Records for this exercise:
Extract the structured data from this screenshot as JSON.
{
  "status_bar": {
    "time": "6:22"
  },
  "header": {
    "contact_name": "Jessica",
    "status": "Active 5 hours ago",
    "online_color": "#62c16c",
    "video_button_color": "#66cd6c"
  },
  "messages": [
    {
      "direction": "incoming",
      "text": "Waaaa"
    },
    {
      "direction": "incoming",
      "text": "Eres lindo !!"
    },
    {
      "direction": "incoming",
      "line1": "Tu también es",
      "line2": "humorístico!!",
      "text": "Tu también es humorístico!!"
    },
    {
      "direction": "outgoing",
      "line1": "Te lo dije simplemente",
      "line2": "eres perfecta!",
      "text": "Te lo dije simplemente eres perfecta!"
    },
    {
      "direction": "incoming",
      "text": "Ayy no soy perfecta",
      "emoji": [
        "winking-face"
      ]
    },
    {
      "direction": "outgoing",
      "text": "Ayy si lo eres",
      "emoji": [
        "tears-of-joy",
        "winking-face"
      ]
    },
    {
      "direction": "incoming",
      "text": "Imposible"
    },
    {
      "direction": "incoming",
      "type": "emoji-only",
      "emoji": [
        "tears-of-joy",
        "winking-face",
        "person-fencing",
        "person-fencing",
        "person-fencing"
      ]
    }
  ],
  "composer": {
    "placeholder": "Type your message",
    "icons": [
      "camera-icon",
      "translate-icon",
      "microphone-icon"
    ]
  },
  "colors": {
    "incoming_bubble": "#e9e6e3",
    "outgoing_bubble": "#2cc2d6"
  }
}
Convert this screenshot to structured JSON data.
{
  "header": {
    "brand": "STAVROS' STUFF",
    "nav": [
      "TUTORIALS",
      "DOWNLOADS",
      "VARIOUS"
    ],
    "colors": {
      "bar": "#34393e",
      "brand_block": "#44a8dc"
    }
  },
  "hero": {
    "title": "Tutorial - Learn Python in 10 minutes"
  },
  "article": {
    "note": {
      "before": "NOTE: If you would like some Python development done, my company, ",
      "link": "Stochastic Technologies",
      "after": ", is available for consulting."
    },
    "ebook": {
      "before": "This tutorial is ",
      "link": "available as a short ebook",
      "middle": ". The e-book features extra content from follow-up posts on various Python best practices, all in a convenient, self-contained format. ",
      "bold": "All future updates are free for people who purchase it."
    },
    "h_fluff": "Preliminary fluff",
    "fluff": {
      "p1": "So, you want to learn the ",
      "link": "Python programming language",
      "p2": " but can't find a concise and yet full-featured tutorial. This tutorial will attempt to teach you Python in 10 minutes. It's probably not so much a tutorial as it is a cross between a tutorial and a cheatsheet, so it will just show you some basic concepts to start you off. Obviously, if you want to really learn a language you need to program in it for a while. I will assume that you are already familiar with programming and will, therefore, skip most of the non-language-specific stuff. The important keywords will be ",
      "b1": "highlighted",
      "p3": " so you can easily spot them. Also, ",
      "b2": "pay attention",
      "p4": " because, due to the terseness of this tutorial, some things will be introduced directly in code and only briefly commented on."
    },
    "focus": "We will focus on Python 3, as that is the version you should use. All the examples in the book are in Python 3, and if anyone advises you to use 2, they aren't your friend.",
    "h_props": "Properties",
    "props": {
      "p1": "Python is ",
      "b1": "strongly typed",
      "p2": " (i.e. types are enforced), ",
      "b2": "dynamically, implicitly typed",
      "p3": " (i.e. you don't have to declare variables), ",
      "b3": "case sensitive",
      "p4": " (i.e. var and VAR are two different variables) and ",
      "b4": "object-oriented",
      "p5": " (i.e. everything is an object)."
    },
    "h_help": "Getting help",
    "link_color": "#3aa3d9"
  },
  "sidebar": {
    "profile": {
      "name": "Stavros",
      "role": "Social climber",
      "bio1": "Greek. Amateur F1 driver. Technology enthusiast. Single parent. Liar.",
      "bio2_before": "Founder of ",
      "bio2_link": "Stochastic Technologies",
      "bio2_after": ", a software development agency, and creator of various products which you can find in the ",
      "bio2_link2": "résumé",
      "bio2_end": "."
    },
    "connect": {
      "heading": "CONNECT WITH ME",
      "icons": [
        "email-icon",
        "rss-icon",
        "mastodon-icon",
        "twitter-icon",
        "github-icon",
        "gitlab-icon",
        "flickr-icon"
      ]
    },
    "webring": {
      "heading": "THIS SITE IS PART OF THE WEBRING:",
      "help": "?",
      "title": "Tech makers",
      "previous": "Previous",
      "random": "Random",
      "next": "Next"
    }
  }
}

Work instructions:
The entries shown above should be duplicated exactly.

Answer section:
Extract the structured data from this screenshot as JSON.
{
  "status_bar": {
    "time": "6:22"
  },
  "header": {
    "contact_name": "Jessica",
    "status": "Active 5 hours ago",
    "online_color": "#62c16c",
    "video_button_color": "#66cd6c"
  },
  "messages": [
    {
      "direction": "incoming",
      "text": "Waaaa"
    },
    {
      "direction": "incoming",
      "text": "Eres lindo !!"
    },
    {
      "direction": "incoming",
      "line1": "Tu también es",
      "line2": "humorístico!!",
      "text": "Tu también es humorístico!!"
    },
    {
      "direction": "outgoing",
      "line1": "Te lo dije simplemente",
      "line2": "eres perfecta!",
      "text": "Te lo dije simplemente eres perfecta!"
    },
    {
      "direction": "incoming",
      "text": "Ayy no soy perfecta",
      "emoji": [
        "winking-face"
      ]
    },
    {
      "direction": "outgoing",
      "text": "Ayy si lo eres",
      "emoji": [
        "tears-of-joy",
        "winking-face"
      ]
    },
    {
      "direction": "incoming",
      "text": "Imposible"
    },
    {
      "direction": "incoming",
      "type": "emoji-only",
      "emoji": [
        "tears-of-joy",
        "winking-face",
        "person-fencing",
        "person-fencing",
        "person-fencing"
      ]
    }
  ],
  "composer": {
    "placeholder": "Type your message",
    "icons": [
      "camera-icon",
      "translate-icon",
      "microphone-icon"
    ]
  },
  "colors": {
    "incoming_bubble": "#e9e6e3",
    "outgoing_bubble": "#2cc2d6"
  }
}
Convert this screenshot to structured JSON data.
{
  "header": {
    "brand": "STAVROS' STUFF",
    "nav": [
      "TUTORIALS",
      "DOWNLOADS",
      "VARIOUS"
    ],
    "colors": {
      "bar": "#34393e",
      "brand_block": "#44a8dc"
    }
  },
  "hero": {
    "title": "Tutorial - Learn Python in 10 minutes"
  },
  "article": {
    "note": {
      "before": "NOTE: If you would like some Python development done, my company, ",
      "link": "Stochastic Technologies",
      "after": ", is available for consulting."
    },
    "ebook": {
      "before": "This tutorial is ",
      "link": "available as a short ebook",
      "middle": ". The e-book features extra content from follow-up posts on various Python best practices, all in a convenient, self-contained format. ",
      "bold": "All future updates are free for people who purchase it."
    },
    "h_fluff": "Preliminary fluff",
    "fluff": {
      "p1": "So, you want to learn the ",
      "link": "Python programming language",
      "p2": " but can't find a concise and yet full-featured tutorial. This tutorial will attempt to teach you Python in 10 minutes. It's probably not so much a tutorial as it is a cross between a tutorial and a cheatsheet, so it will just show you some basic concepts to start you off. Obviously, if you want to really learn a language you need to program in it for a while. I will assume that you are already familiar with programming and will, therefore, skip most of the non-language-specific stuff. The important keywords will be ",
      "b1": "highlighted",
      "p3": " so you can easily spot them. Also, ",
      "b2": "pay attention",
      "p4": " because, due to the terseness of this tutorial, some things will be introduced directly in code and only briefly commented on."
    },
    "focus": "We will focus on Python 3, as that is the version you should use. All the examples in the book are in Python 3, and if anyone advises you to use 2, they aren't your friend.",
    "h_props": "Properties",
    "props": {
      "p1": "Python is ",
      "b1": "strongly typed",
      "p2": " (i.e. types are enforced), ",
      "b2": "dynamically, implicitly typed",
      "p3": " (i.e. you don't have to declare variables), ",
      "b3": "case sensitive",
      "p4": " (i.e. var and VAR are two different variables) and ",
      "b4": "object-oriented",
      "p5": " (i.e. everything is an object)."
    },
    "h_help": "Getting help",
    "link_color": "#3aa3d9"
  },
  "sidebar": {
    "profile": {
      "name": "Stavros",
      "role": "Social climber",
      "bio1": "Greek. Amateur F1 driver. Technology enthusiast. Single parent. Liar.",
      "bio2_before": "Founder of ",
      "bio2_link": "Stochastic Technologies",
      "bio2_after": ", a software development agency, and creator of various products which you can find in the ",
      "bio2_link2": "résumé",
      "bio2_end": "."
    },
    "connect": {
      "heading": "CONNECT WITH ME",
      "icons": [
        "email-icon",
        "rss-icon",
        "mastodon-icon",
        "twitter-icon",
        "github-icon",
        "gitlab-icon",
        "flickr-icon"
      ]
    },
    "webring": {
      "heading": "THIS SITE IS PART OF THE WEBRING:",
      "help": "?",
      "title": "Tech makers",
      "previous": "Previous",
      "random": "Random",
      "next": "Next"
    }
  }
}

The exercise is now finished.